To the London Review Bookshop on Tuesday evening to hear Lydia Davis read and discuss her work with Kasia Boddy. My interest was piqued by a recent enthusiastic review in the LRB of Davis’s Collected Stories. The collection runs to over 700 pages, yet I’d not come across her work before. Many of the stories are very short, some no more than a sentence. Combine that with comparisons to Kafka and Beckett, and a review in the Guardian warning that “reading too many of these 730-plus highly distilled pages in a single session is a bit like trying to down a bottle of Calvados” – well, I was definitely ready for a taste.
Kasia Boddy introduced Lydia Davis, describing her stories as “supremely self-conscious”. Davis read a clutch of her pithy, laconic stories, including some recent ones from a series she’s writing based on dreams or dream-like states, and also four or five beautiful, freely-rendered stories she’d found embedded in letters written by Flaubert. (Davis is also a translator of French writers such as Proust and Blanchot). She prefers to describe her pieces as ‘stories’ rather than ‘short stories’ (and certainly not the dryly academic term ‘texts’), and talked about her very short stories being written almost as a response or counterbalance to the long, complex sentences she was wrestling with while translating Proust. She is interested in the slipperiness of identities, and an exacting focus on microscopic detail. A tantalising reading and stimulating discussion, so I happily joined the queue to buy a signed copy of The Collected Stories of Lydia Davis.
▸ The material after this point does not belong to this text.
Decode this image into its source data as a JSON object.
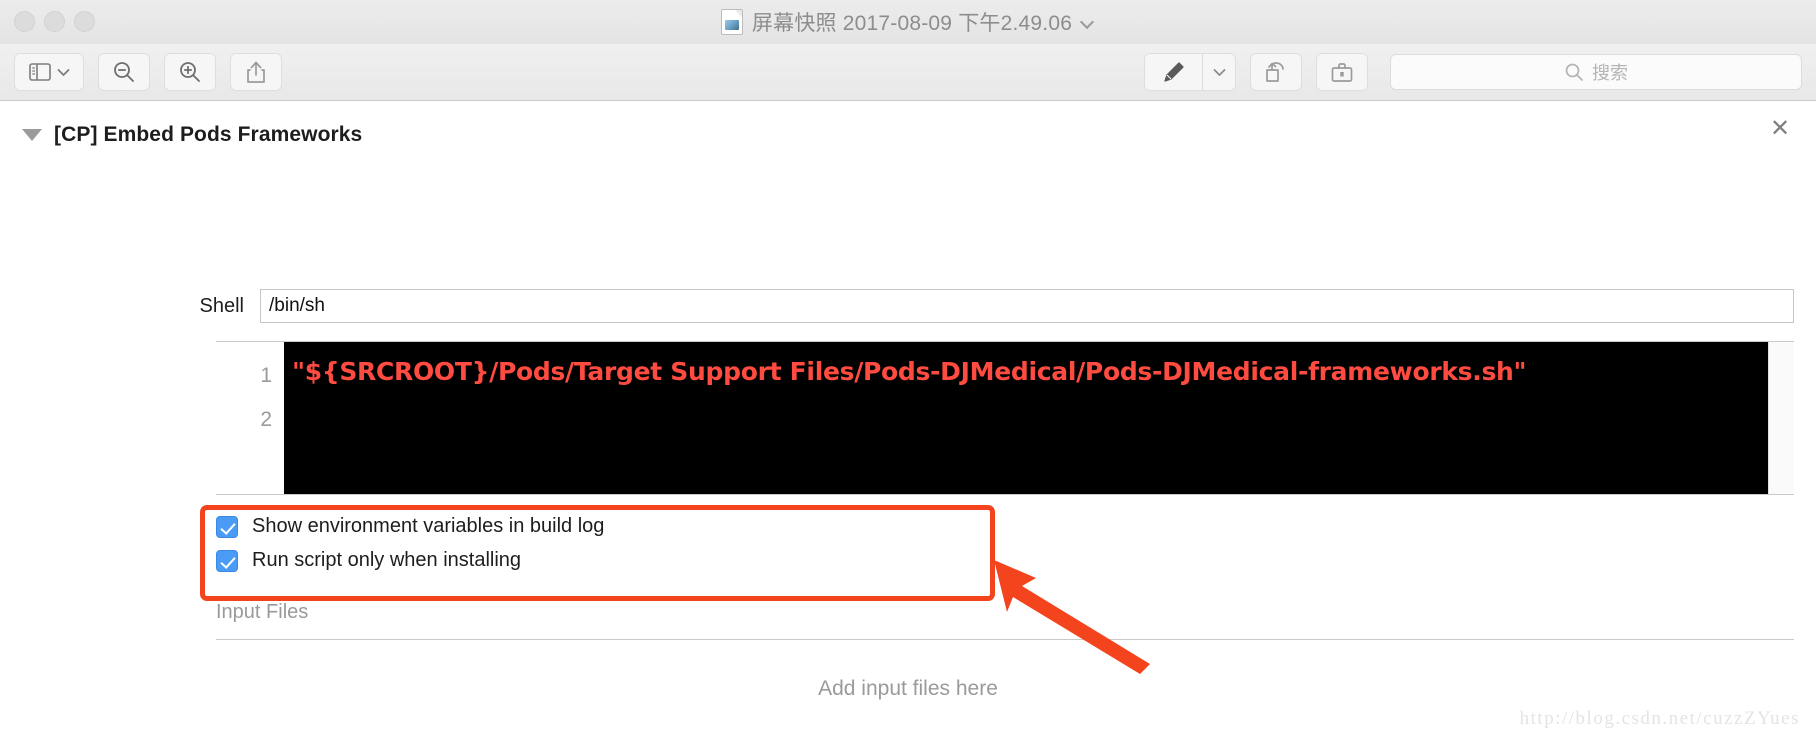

Afterwards, over a beverage in the Princess Louise, my literary-and-more companion Nick Rogers, a master of distillation himself, summed up his impressions of Davis’s stories – “quiet unassuming brilliance”.